--- Task directions ---
A complete, word-for-word restatement of the entries is needed.

=== Section Start ===

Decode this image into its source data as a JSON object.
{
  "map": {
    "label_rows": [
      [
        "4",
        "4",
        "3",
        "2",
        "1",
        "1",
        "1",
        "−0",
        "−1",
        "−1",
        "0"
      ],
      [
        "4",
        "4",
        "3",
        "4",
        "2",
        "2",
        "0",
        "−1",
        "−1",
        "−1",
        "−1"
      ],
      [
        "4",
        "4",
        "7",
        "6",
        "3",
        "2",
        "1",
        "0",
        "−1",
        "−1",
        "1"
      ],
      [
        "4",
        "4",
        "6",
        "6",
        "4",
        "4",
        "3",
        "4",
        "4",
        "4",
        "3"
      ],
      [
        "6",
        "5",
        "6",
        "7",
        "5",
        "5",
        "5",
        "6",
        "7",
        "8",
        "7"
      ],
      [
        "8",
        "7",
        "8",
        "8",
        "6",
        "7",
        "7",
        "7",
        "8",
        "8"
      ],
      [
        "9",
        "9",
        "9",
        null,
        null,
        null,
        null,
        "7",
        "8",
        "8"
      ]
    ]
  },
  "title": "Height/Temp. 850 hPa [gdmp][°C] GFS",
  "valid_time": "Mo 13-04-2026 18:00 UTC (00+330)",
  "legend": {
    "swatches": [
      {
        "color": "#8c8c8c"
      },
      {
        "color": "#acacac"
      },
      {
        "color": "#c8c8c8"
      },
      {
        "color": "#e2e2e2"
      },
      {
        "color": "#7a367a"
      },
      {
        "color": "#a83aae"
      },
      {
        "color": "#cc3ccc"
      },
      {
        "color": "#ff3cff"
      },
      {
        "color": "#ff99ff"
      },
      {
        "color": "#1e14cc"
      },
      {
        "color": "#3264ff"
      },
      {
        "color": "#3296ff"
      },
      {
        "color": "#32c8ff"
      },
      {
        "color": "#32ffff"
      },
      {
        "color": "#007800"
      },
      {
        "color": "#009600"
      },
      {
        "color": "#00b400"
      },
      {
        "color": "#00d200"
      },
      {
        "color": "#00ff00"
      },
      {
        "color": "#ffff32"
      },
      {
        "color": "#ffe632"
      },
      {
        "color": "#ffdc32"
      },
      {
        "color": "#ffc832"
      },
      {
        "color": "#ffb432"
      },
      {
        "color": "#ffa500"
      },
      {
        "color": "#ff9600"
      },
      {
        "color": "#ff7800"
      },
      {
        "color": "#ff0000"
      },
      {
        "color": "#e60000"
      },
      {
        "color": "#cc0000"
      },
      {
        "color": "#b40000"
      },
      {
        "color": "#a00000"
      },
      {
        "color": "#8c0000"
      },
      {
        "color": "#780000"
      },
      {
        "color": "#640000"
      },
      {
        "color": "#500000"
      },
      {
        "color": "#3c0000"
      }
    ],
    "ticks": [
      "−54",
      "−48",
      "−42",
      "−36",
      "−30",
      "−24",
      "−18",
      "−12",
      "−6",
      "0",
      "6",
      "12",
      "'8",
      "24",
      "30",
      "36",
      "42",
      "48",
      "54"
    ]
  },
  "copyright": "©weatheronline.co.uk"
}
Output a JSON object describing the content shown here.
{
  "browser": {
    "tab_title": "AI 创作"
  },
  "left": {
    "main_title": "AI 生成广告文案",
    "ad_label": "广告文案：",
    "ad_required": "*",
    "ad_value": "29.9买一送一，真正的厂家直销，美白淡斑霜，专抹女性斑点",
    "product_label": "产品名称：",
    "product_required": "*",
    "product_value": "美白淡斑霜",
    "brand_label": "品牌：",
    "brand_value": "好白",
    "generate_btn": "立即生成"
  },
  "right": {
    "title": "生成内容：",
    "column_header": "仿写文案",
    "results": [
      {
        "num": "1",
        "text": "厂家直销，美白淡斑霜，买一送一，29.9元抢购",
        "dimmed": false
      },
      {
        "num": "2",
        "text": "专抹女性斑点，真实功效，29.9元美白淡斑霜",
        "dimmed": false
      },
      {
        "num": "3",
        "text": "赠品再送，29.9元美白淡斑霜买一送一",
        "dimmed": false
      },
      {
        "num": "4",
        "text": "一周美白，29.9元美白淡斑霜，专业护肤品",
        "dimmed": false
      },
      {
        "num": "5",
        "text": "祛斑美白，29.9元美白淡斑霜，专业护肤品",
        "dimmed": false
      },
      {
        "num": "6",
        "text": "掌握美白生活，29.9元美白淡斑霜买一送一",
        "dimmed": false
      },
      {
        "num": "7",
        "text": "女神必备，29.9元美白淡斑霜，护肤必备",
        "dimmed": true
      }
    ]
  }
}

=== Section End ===

--- Expected answer ---
Decode this image into its source data as a JSON object.
{
  "map": {
    "label_rows": [
      [
        "4",
        "4",
        "3",
        "2",
        "1",
        "1",
        "1",
        "−0",
        "−1",
        "−1",
        "0"
      ],
      [
        "4",
        "4",
        "3",
        "4",
        "2",
        "2",
        "0",
        "−1",
        "−1",
        "−1",
        "−1"
      ],
      [
        "4",
        "4",
        "7",
        "6",
        "3",
        "2",
        "1",
        "0",
        "−1",
        "−1",
        "1"
      ],
      [
        "4",
        "4",
        "6",
        "6",
        "4",
        "4",
        "3",
        "4",
        "4",
        "4",
        "3"
      ],
      [
        "6",
        "5",
        "6",
        "7",
        "5",
        "5",
        "5",
        "6",
        "7",
        "8",
        "7"
      ],
      [
        "8",
        "7",
        "8",
        "8",
        "6",
        "7",
        "7",
        "7",
        "8",
        "8"
      ],
      [
        "9",
        "9",
        "9",
        null,
        null,
        null,
        null,
        "7",
        "8",
        "8"
      ]
    ]
  },
  "title": "Height/Temp. 850 hPa [gdmp][°C] GFS",
  "valid_time": "Mo 13-04-2026 18:00 UTC (00+330)",
  "legend": {
    "swatches": [
      {
        "color": "#8c8c8c"
      },
      {
        "color": "#acacac"
      },
      {
        "color": "#c8c8c8"
      },
      {
        "color": "#e2e2e2"
      },
      {
        "color": "#7a367a"
      },
      {
        "color": "#a83aae"
      },
      {
        "color": "#cc3ccc"
      },
      {
        "color": "#ff3cff"
      },
      {
        "color": "#ff99ff"
      },
      {
        "color": "#1e14cc"
      },
      {
        "color": "#3264ff"
      },
      {
        "color": "#3296ff"
      },
      {
        "color": "#32c8ff"
      },
      {
        "color": "#32ffff"
      },
      {
        "color": "#007800"
      },
      {
        "color": "#009600"
      },
      {
        "color": "#00b400"
      },
      {
        "color": "#00d200"
      },
      {
        "color": "#00ff00"
      },
      {
        "color": "#ffff32"
      },
      {
        "color": "#ffe632"
      },
      {
        "color": "#ffdc32"
      },
      {
        "color": "#ffc832"
      },
      {
        "color": "#ffb432"
      },
      {
        "color": "#ffa500"
      },
      {
        "color": "#ff9600"
      },
      {
        "color": "#ff7800"
      },
      {
        "color": "#ff0000"
      },
      {
        "color": "#e60000"
      },
      {
        "color": "#cc0000"
      },
      {
        "color": "#b40000"
      },
      {
        "color": "#a00000"
      },
      {
        "color": "#8c0000"
      },
      {
        "color": "#780000"
      },
      {
        "color": "#640000"
      },
      {
        "color": "#500000"
      },
      {
        "color": "#3c0000"
      }
    ],
    "ticks": [
      "−54",
      "−48",
      "−42",
      "−36",
      "−30",
      "−24",
      "−18",
      "−12",
      "−6",
      "0",
      "6",
      "12",
      "'8",
      "24",
      "30",
      "36",
      "42",
      "48",
      "54"
    ]
  },
  "copyright": "©weatheronline.co.uk"
}
Output a JSON object describing the content shown here.
{
  "browser": {
    "tab_title": "AI 创作"
  },
  "left": {
    "main_title": "AI 生成广告文案",
    "ad_label": "广告文案：",
    "ad_required": "*",
    "ad_value": "29.9买一送一，真正的厂家直销，美白淡斑霜，专抹女性斑点",
    "product_label": "产品名称：",
    "product_required": "*",
    "product_value": "美白淡斑霜",
    "brand_label": "品牌：",
    "brand_value": "好白",
    "generate_btn": "立即生成"
  },
  "right": {
    "title": "生成内容：",
    "column_header": "仿写文案",
    "results": [
      {
        "num": "1",
        "text": "厂家直销，美白淡斑霜，买一送一，29.9元抢购",
        "dimmed": false
      },
      {
        "num": "2",
        "text": "专抹女性斑点，真实功效，29.9元美白淡斑霜",
        "dimmed": false
      },
      {
        "num": "3",
        "text": "赠品再送，29.9元美白淡斑霜买一送一",
        "dimmed": false
      },
      {
        "num": "4",
        "text": "一周美白，29.9元美白淡斑霜，专业护肤品",
        "dimmed": false
      },
      {
        "num": "5",
        "text": "祛斑美白，29.9元美白淡斑霜，专业护肤品",
        "dimmed": false
      },
      {
        "num": "6",
        "text": "掌握美白生活，29.9元美白淡斑霜买一送一",
        "dimmed": false
      },
      {
        "num": "7",
        "text": "女神必备，29.9元美白淡斑霜，护肤必备",
        "dimmed": true
      }
    ]
  }
}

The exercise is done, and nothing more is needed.